I believe technology has enhanced the ability of global collaboration in educational settings. The ability to share exactly what we are teaching our students, and what our students are learning is at our finger tips. We can dive into other classrooms virtually, and they can dive into ours…if we let them. In my opinion its important to give students the choice, always asking if they would like their work shared. Students can begin to question, “why is it important to protect and navigate my online identity?” The article written by Tammi Sisk and Richard Stegman, focuses on how teachers can support students to create a positive online identity. Tools such as portfolios, blogs, Voice Thread and Google Apps for Education are suggested to teachers for students to showcase their learning in positive spaces. It is extremely important for students to understand that we can all have a digital identity, and if we are online then in fact we do have a digital identity. The real question is what type of identity are we portraying ourselves online. Students and teachers both need to recognize that showcasing learning and growing online is a way to highlight strengths and personality. Referring back to the article by Sisk and Stegman, they pose five questions educators can ask students to kick-start meaning conservations about online citizenship.

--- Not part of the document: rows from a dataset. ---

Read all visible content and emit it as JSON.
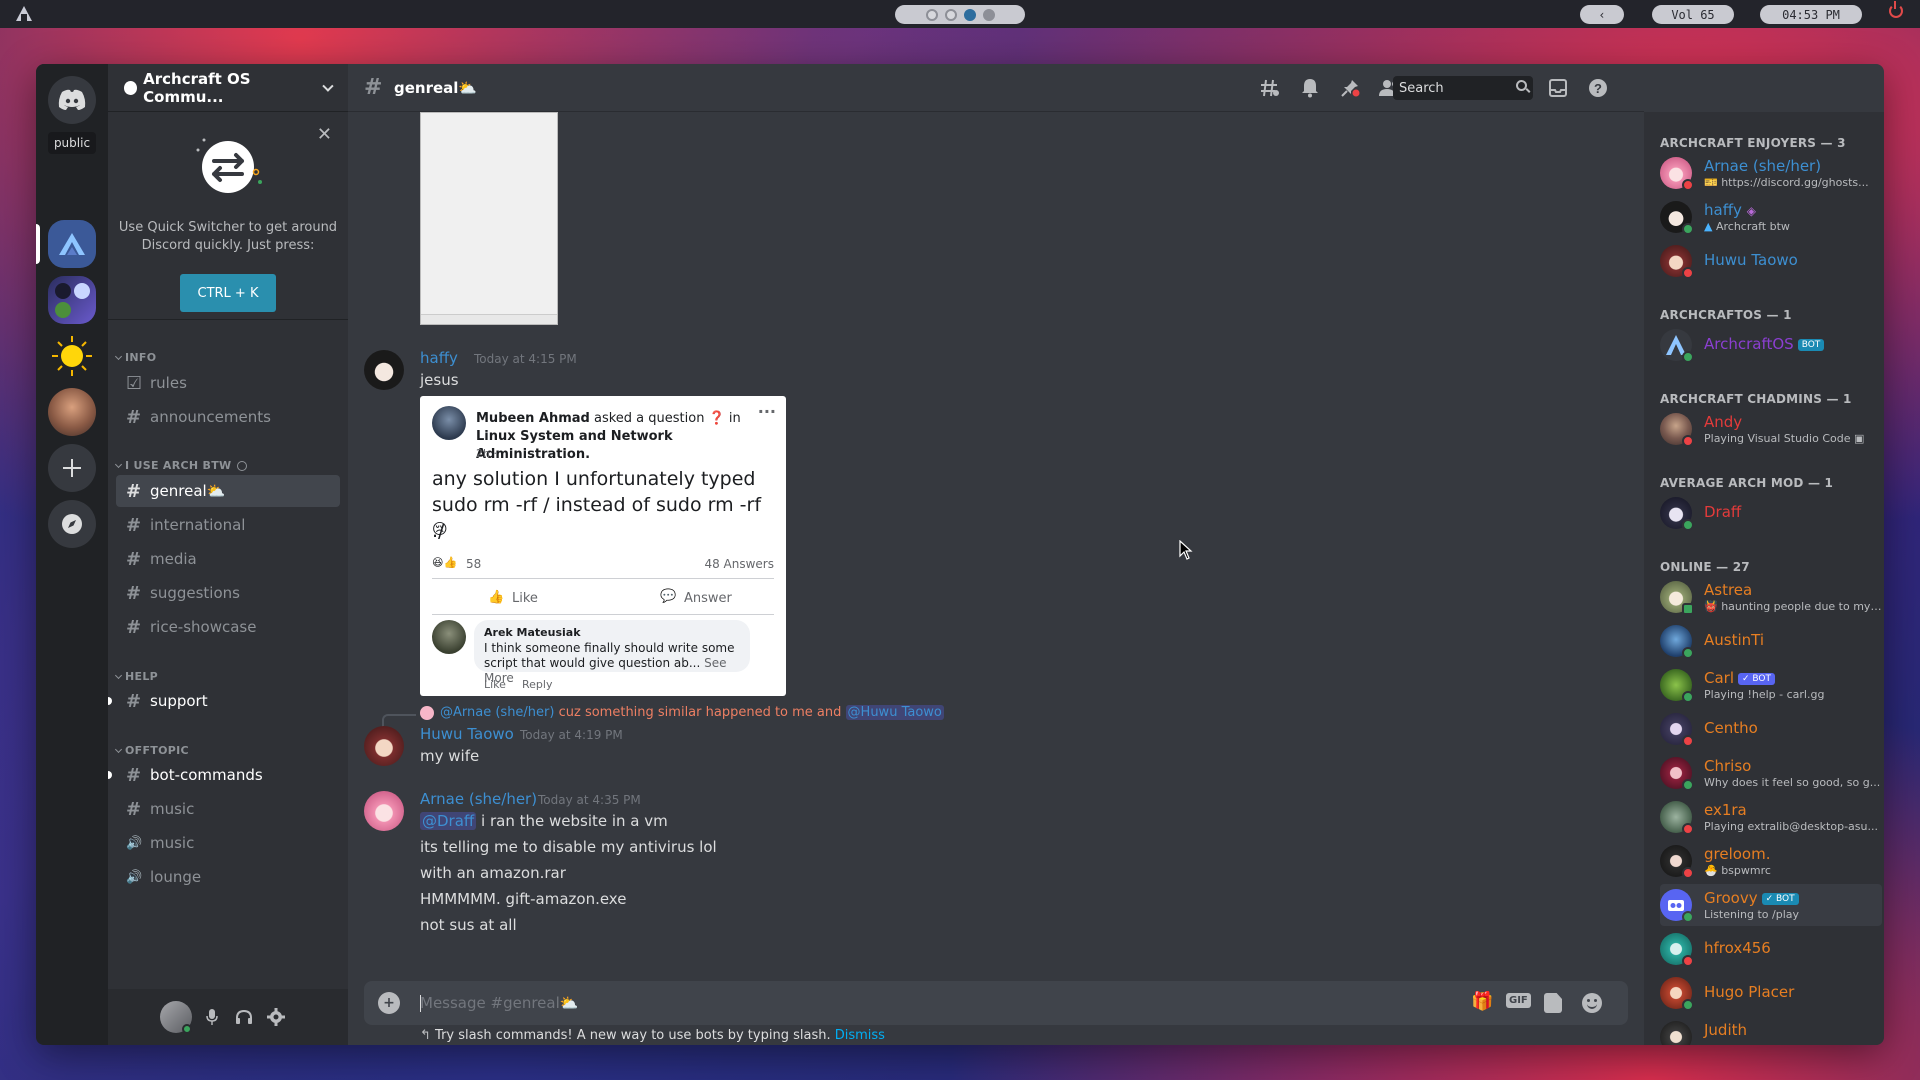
{
  "topbar": {
    "volume": "Vol 65",
    "clock": "04:53 PM",
    "back": "‹"
  },
  "guilds": {
    "tooltip": "public"
  },
  "sidebar": {
    "server_name": "Archcraft OS Commu...",
    "quick_switcher": {
      "text": "Use Quick Switcher to get around Discord quickly. Just press:",
      "shortcut": "CTRL + K",
      "close": "✕"
    },
    "categories": [
      {
        "name": "INFO"
      },
      {
        "name": "I USE ARCH BTW"
      },
      {
        "name": "HELP"
      },
      {
        "name": "OFFTOPIC"
      }
    ],
    "channels": [
      {
        "name": "rules",
        "icon": "☑"
      },
      {
        "name": "announcements",
        "icon": "#"
      },
      {
        "name": "genreal⛅",
        "icon": "#"
      },
      {
        "name": "international",
        "icon": "#"
      },
      {
        "name": "media",
        "icon": "#"
      },
      {
        "name": "suggestions",
        "icon": "#"
      },
      {
        "name": "rice-showcase",
        "icon": "#"
      },
      {
        "name": "support",
        "icon": "#"
      },
      {
        "name": "bot-commands",
        "icon": "#"
      },
      {
        "name": "music",
        "icon": "#"
      },
      {
        "name": "music",
        "icon": "🔊"
      },
      {
        "name": "lounge",
        "icon": "🔊"
      }
    ]
  },
  "header": {
    "channel": "genreal⛅",
    "search_placeholder": "Search"
  },
  "messages": {
    "m1": {
      "author": "haffy",
      "time": "Today at 4:15 PM",
      "text": "jesus"
    },
    "fb": {
      "asker": "Mubeen Ahmad",
      "asked": "asked a question",
      "in": "in",
      "group": "Linux System and Network Administration.",
      "age": "2h ·",
      "question": "any solution I unfortunately typed sudo rm -rf / instead of sudo rm -rf ./",
      "reaction_count": "58",
      "answers": "48 Answers",
      "like": "Like",
      "answer": "Answer",
      "commenter": "Arek Mateusiak",
      "comment": "I think someone finally should write some script that would give question ab...",
      "see_more": "See More",
      "c_like": "Like",
      "c_reply": "Reply"
    },
    "reply_ref": {
      "author": "@Arnae (she/her)",
      "text": "cuz something similar happened to me and",
      "mention": "@Huwu Taowo"
    },
    "m2": {
      "author": "Huwu Taowo",
      "time": "Today at 4:19 PM",
      "text": "my wife"
    },
    "m3": {
      "author": "Arnae (she/her)",
      "time": "Today at 4:35 PM",
      "mention": "@Draff",
      "first": "i ran the website in a vm",
      "lines": [
        "its telling me to disable my antivirus lol",
        "with an amazon.rar",
        "HMMMMM. gift-amazon.exe",
        "not sus at all"
      ]
    }
  },
  "composer": {
    "placeholder": "Message #genreal⛅",
    "gif": "GIF",
    "tip": "Try slash commands! A new way to use bots by typing slash.",
    "dismiss": "Dismiss"
  },
  "members": {
    "groups": [
      "ARCHCRAFT ENJOYERS — 3",
      "ARCHCRAFTOS — 1",
      "ARCHCRAFT CHADMINS — 1",
      "AVERAGE ARCH MOD — 1",
      "ONLINE — 27"
    ],
    "list": [
      {
        "name": "Arnae (she/her)",
        "activity": "https://discord.gg/ghosts...",
        "color": "#3d8fd1"
      },
      {
        "name": "haffy",
        "activity": "Archcraft btw",
        "color": "#3d8fd1"
      },
      {
        "name": "Huwu Taowo",
        "activity": "",
        "color": "#3d8fd1"
      },
      {
        "name": "ArchcraftOS",
        "tag": "BOT",
        "activity": "",
        "color": "#8b3fd1"
      },
      {
        "name": "Andy",
        "activity": "Playing Visual Studio Code",
        "color": "#e33b3b"
      },
      {
        "name": "Draff",
        "activity": "",
        "color": "#e33b3b"
      },
      {
        "name": "Astrea",
        "activity": "haunting people due to my ...",
        "color": "#e67e22"
      },
      {
        "name": "AustinTi",
        "activity": "",
        "color": "#e67e22"
      },
      {
        "name": "Carl",
        "tag": "✓ BOT",
        "activity": "Playing !help - carl.gg",
        "color": "#e67e22"
      },
      {
        "name": "Centho",
        "activity": "",
        "color": "#e67e22"
      },
      {
        "name": "Chriso",
        "activity": "Why does it feel so good, so g...",
        "color": "#e67e22"
      },
      {
        "name": "ex1ra",
        "activity": "Playing extralib@desktop-asu...",
        "color": "#e67e22"
      },
      {
        "name": "greloom.",
        "activity": "bspwmrc",
        "color": "#e67e22"
      },
      {
        "name": "Groovy",
        "tag": "✓ BOT",
        "activity": "Listening to /play",
        "color": "#e67e22"
      },
      {
        "name": "hfrox456",
        "activity": "",
        "color": "#e67e22"
      },
      {
        "name": "Hugo Placer",
        "activity": "",
        "color": "#e67e22"
      },
      {
        "name": "Judith",
        "activity": "",
        "color": "#e67e22"
      }
    ]
  }
}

I believe sharing is caring. However, we need to be aware of the challenges that can come with documenting student learning online with others. It is about the approach we take to create online identities, understanding the depth of the digital world and how that can benefit and open up a world of opportunities for every student.
The article, Pros and Cons of Sharing Your Kids Photos Online shares a number of reason why we should be hesitant and protective about what we share about our students.
In conclusion, I do believe creating an online identity is important in this technological dependent society. Although there are some cons that could come from creating a digital identity, there are many pros to celebrating ourselves online. More ideas, more opportunity and more sharing are all benefits that come from creating online identities. It is important that students learn now because they are presented everyday with technology. They need to learn what it means to have a digital identity, and how to navigate it safely, effectively and positively.
With that, I will leave you with an interesting quote that may or may not make you scratch your head.
“Identity will be the most valuable commodity for citizens in the future, and it will exist primarily online.” – Eric Schmidt
Have a great week,